Matthew Page looks into the concept of drug addiction.
Did you help Peaches Geldof and all the other drugs induced fatalities to die? Quite possibly. Everyone who lazily accepts the conventional wisdom about drugs played a part in these tragedies.
Many years ago, we decided to treat heroin abuse (and many other pleasure seeking habits) as an illness, not as the act and pursuit of breaking a known law by one’s own free will in an attempt to derive pleasure. No, we decided we wouldn’t punish those who did it. Instead, we ‘treated’ them, in many cases by mugging the taxpayer to give them free drugs.
Most people still agree on the idea that the drug user is a ‘victim’. The main problem with it is that it’s not true.
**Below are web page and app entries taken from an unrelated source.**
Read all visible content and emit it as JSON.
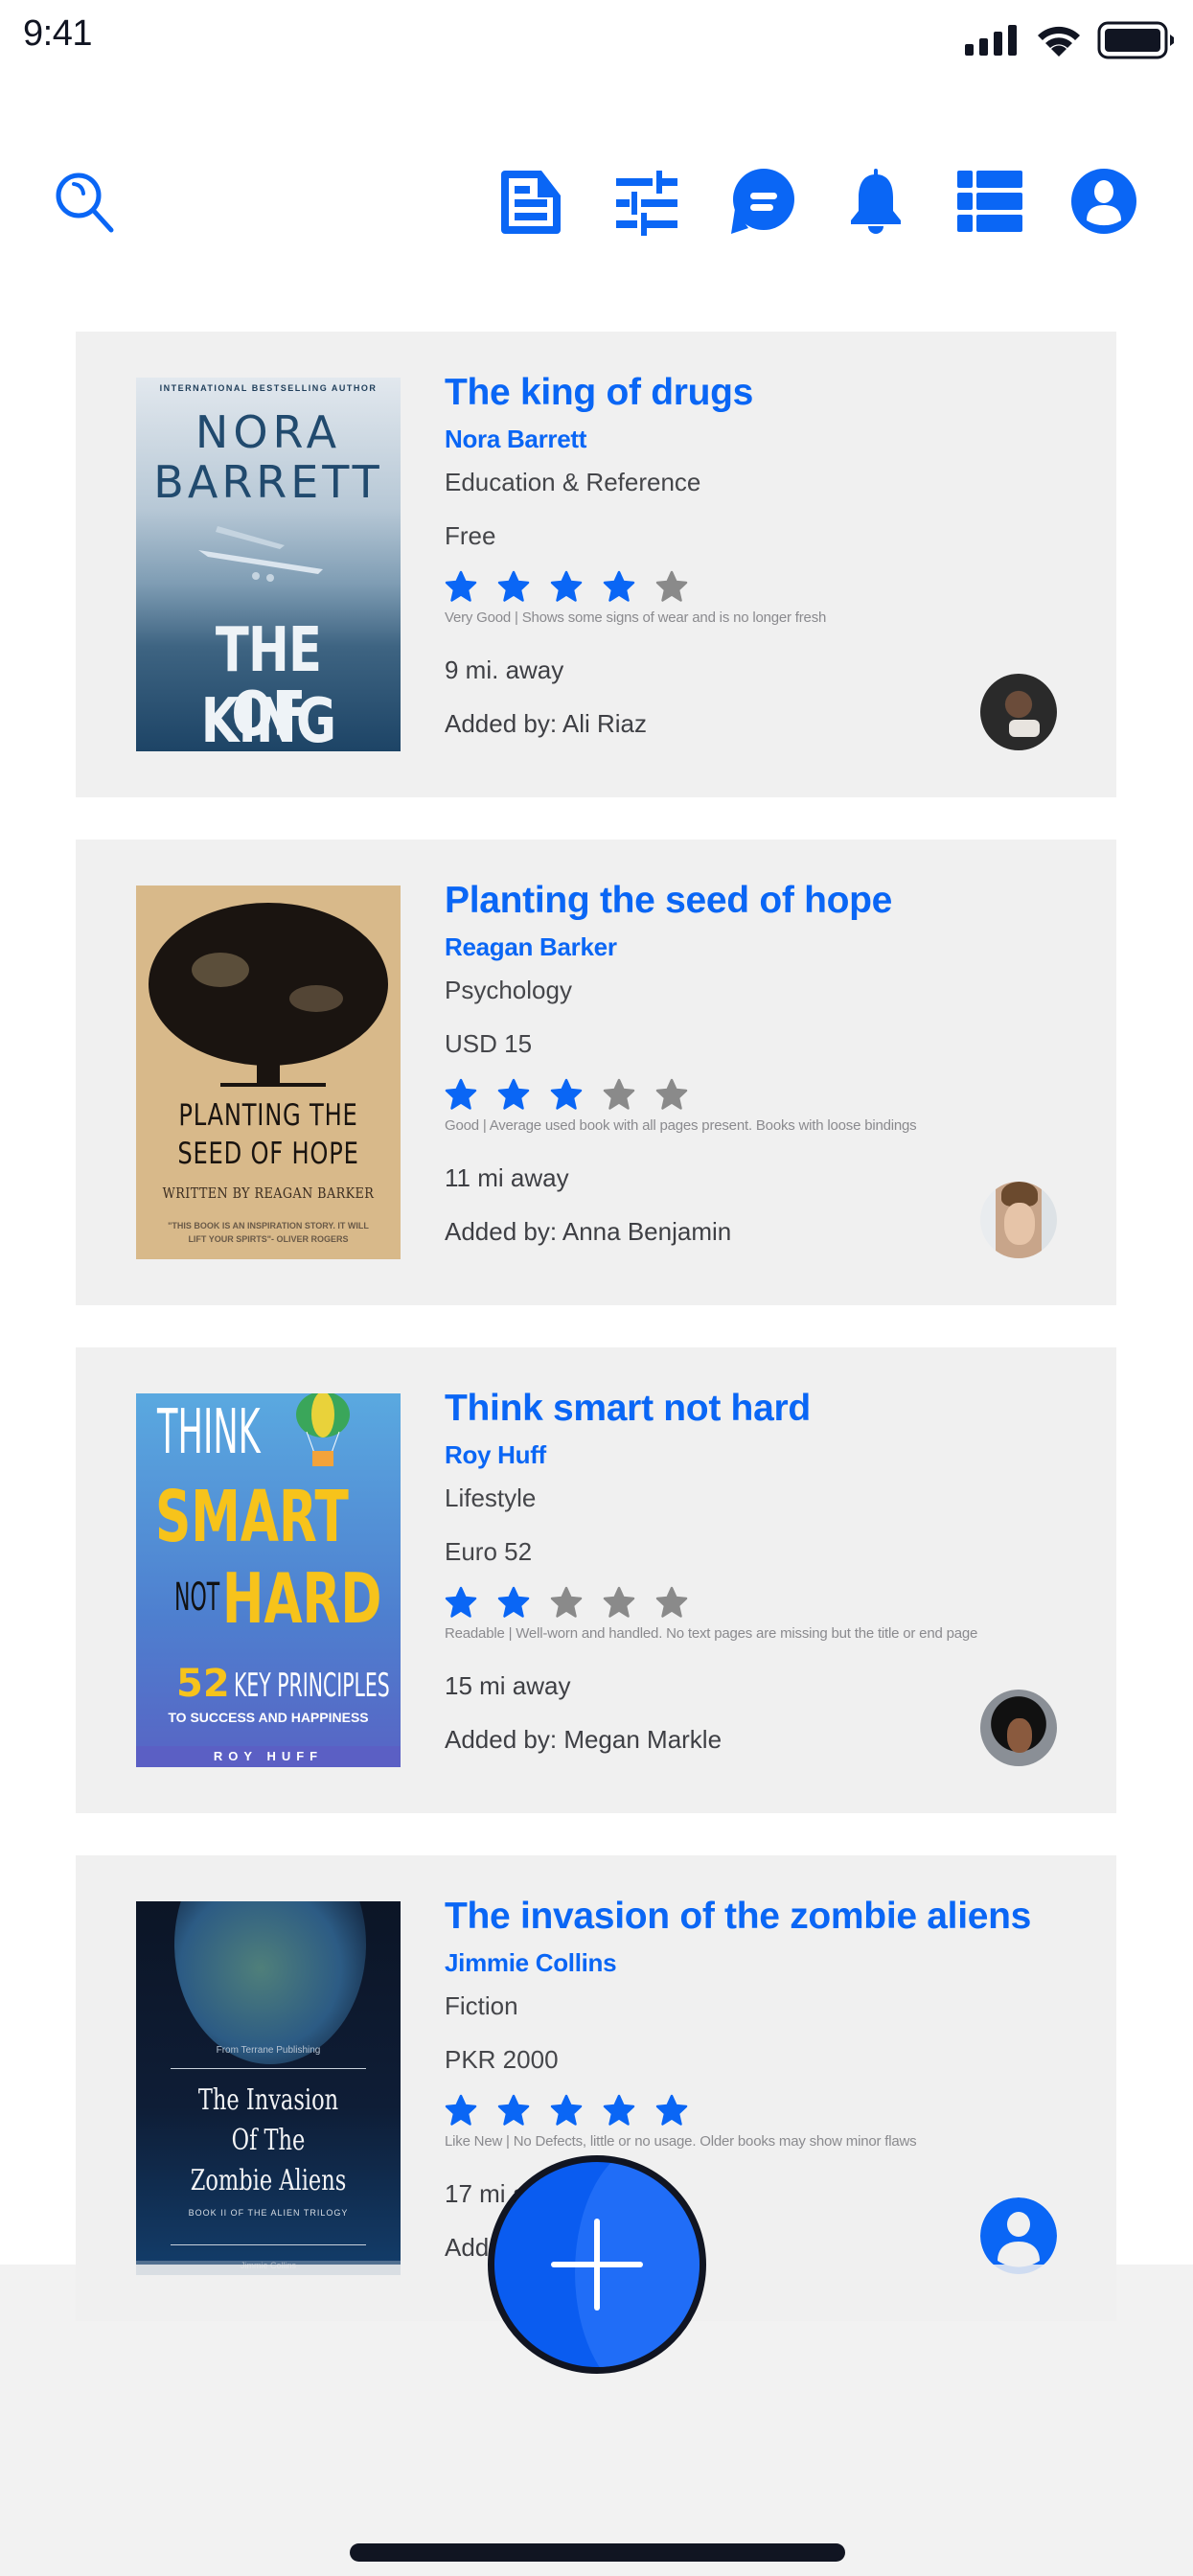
{
  "status_bar": {
    "time": "9:41",
    "icons": [
      "cellular-signal-icon",
      "wifi-icon",
      "battery-icon"
    ]
  },
  "toolbar": {
    "left_icons": [
      "search-icon"
    ],
    "right_icons": [
      "document-icon",
      "filter-sliders-icon",
      "chat-icon",
      "bell-icon",
      "list-view-icon",
      "profile-icon"
    ]
  },
  "colors": {
    "accent": "#0a66f5",
    "star_filled": "#0a66f5",
    "star_empty": "#8a8a8a",
    "card_background": "#f0f0f0"
  },
  "books": [
    {
      "title": "The king of drugs",
      "author": "Nora Barrett",
      "category": "Education & Reference",
      "price": "Free",
      "rating": 4,
      "rating_max": 5,
      "condition": "Very Good | Shows some signs of wear and is no longer fresh",
      "distance": "9 mi. away",
      "added_by": "Added by: Ali Riaz",
      "cover": {
        "top_line": "INTERNATIONAL BESTSELLING AUTHOR",
        "author_line1": "NORA",
        "author_line2": "BARRETT",
        "title_line1": "THE KING",
        "title_line2": "OF DRUGS"
      },
      "avatar": "user-photo"
    },
    {
      "title": "Planting the seed of hope",
      "author": "Reagan Barker",
      "category": "Psychology",
      "price": "USD 15",
      "rating": 3,
      "rating_max": 5,
      "condition": "Good | Average used book with all pages present. Books with loose bindings",
      "distance": "11 mi away",
      "added_by": "Added by: Anna Benjamin",
      "cover": {
        "title_line1": "PLANTING THE",
        "title_line2": "SEED OF HOPE",
        "byline": "WRITTEN BY REAGAN BARKER",
        "quote_line1": "\"THIS BOOK IS AN INSPIRATION STORY. IT WILL",
        "quote_line2": "LIFT YOUR SPIRTS\"- OLIVER ROGERS"
      },
      "avatar": "user-photo"
    },
    {
      "title": "Think smart not hard",
      "author": "Roy Huff",
      "category": "Lifestyle",
      "price": "Euro 52",
      "rating": 2,
      "rating_max": 5,
      "condition": "Readable | Well-worn and handled. No text pages are missing but the title or end page",
      "distance": "15 mi away",
      "added_by": "Added by: Megan Markle",
      "cover": {
        "line1": "THINK",
        "line2": "SMART",
        "line3a": "NOT",
        "line3b": "HARD",
        "sub1a": "52",
        "sub1b": "KEY PRINCIPLES",
        "sub2": "TO SUCCESS AND HAPPINESS",
        "author": "ROY HUFF"
      },
      "avatar": "user-photo"
    },
    {
      "title": "The invasion of the zombie aliens",
      "author": "Jimmie Collins",
      "category": "Fiction",
      "price": "PKR 2000",
      "rating": 5,
      "rating_max": 5,
      "condition": "Like New | No Defects, little or no usage. Older books may show minor flaws",
      "distance": "17 mi away",
      "added_by": "Added by:",
      "cover": {
        "publisher": "From Terrane Publishing",
        "title_line1": "The Invasion",
        "title_line2": "Of The",
        "title_line3": "Zombie Aliens",
        "series": "BOOK II OF THE ALIEN TRILOGY",
        "author": "Jimmie Collins"
      },
      "avatar": "default-profile-icon"
    }
  ],
  "fab": {
    "icon": "plus-icon",
    "label": "Add book"
  }
}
The next problem is that it makes it much easier for people to become drug abusers. I don’t believe in ‘addiction’, but I’ll leave that for another time, I will only offer the challenge; can someone please define what addiction is, describe it, show how we can prove it exists in an objective, measurable and testable way. No pseudoscience or psychobabble; objective, measurable, verifiable evidence which denotes specifically the disease of addiction. The burden in such disputes lies with the advocate, not the doubter.
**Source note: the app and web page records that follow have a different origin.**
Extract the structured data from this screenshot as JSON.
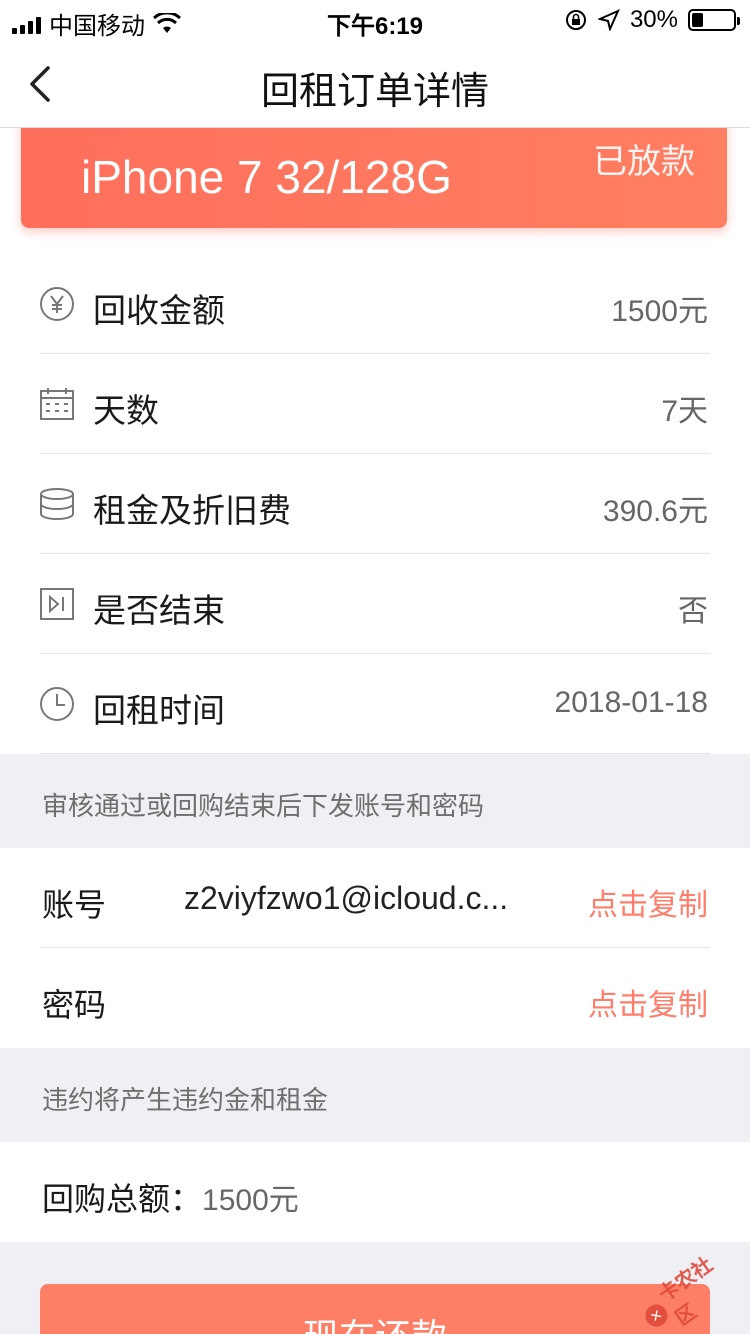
{
  "status_bar": {
    "carrier": "中国移动",
    "time": "下午6:19",
    "battery": "30%"
  },
  "nav": {
    "title": "回租订单详情"
  },
  "hero": {
    "model": "iPhone 7 32/128G",
    "status": "已放款"
  },
  "info_rows": [
    {
      "icon": "yen-circle-icon",
      "label": "回收金额",
      "value": "1500元"
    },
    {
      "icon": "calendar-icon",
      "label": "天数",
      "value": "7天"
    },
    {
      "icon": "coins-stack-icon",
      "label": "租金及折旧费",
      "value": "390.6元"
    },
    {
      "icon": "end-play-icon",
      "label": "是否结束",
      "value": "否"
    },
    {
      "icon": "clock-icon",
      "label": "回租时间",
      "value": "2018-01-18"
    }
  ],
  "notice1": "审核通过或回购结束后下发账号和密码",
  "account": {
    "label": "账号",
    "value": "z2viyfzwo1@icloud.c...",
    "copy": "点击复制"
  },
  "password": {
    "label": "密码",
    "value": "",
    "copy": "点击复制"
  },
  "notice2": "违约将产生违约金和租金",
  "total": {
    "label": "回购总额：",
    "value": "1500元"
  },
  "pay_button": "现在还款",
  "watermark": "卡农社区",
  "colors": {
    "accent": "#ff7e66",
    "gray_bg": "#efeff4",
    "hero_gradient_start": "#ff6f5c"
  }
}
Even if I did accept ‘addiction’ was an objectively verifiable illness, it would only strengthen my point. If it really is true that once you start taking heroin you can never stop again until you die, shouldn’t we be devoting huge efforts to making sure nobody ever starts? And wouldn’t a severe deterrent law, one which (for a change) we actually enforced, be the best way of doing that? A few examples work wonders in changing people’s behaviour, as we found when the breathalyser and seat-belts came in. If we’d very publicly locked up a few famous drug abusers in the 1960s and 1970s, there’d be many fewer of them – famous or obscure – now. Because we didn’t, there are plenty more of these cases to come, plenty more ruined lives, plenty more orphans and plenty more pious twaddle.
Then there is cannabis the so called ‘soft’ drug that we have legalized in all but legislature, but is also a drug which could quite possibly land you in a locked ward with severe mental illness. Although correlation nor causation is part of its epidemiology. The great Victorian physician, John Snow, traced an outbreak of Cholera in London in 1854, to a particular water pump, though correlation. Medical fashion believed that Cholera was passed on through ‘bad air’ (interestingly, Big Tobacco for many years tried to claim – yes, they really did – that lung cancer was caused by general air pollution). So they derided Snow’s theory.
The Royal College of Psychiatrists have stated that; ‘In spite of government and media warnings about health risks, many people see cannabis as a harmless substance that helps you to relax and ‘chill’ – a drug that, unlike alcohol and cigarettes, might even be good for your physical and mental health. However, research over the last 10 years has suggested that it can have serious consequences for people, such as the development of an enduring psychotic illness, particularly in those who are genetically vulnerable.’
Dr Snow’s water sample from the affected pump didn’t conclusively prove that it was the source of the cholera outbreak, but when the authorities took the handle off the pump, the epidemic ended. Now, of course, everyone knows that Snow was right. But if he had been beaten off by the ‘correlation is not causation’ merchants, how many more people would have died of cholera before he could prove it? And how many more young people and their families will have their lives ruined by irreversible mental illness, while the Cannabis Lobby continues to behave in this unscrupulous and selfish fashion?
To understand these issues in more detail I would strongly recommend Peter Hitchens book ‘The War we Never Fought’ which shines a light on the phantasm that is drug prohibition, and also Patrick Cockburns book ‘Henry’s Demons’ which is an account of his sons decent into schizophrenia.
By Matthew Page
[Image: Gary Owen]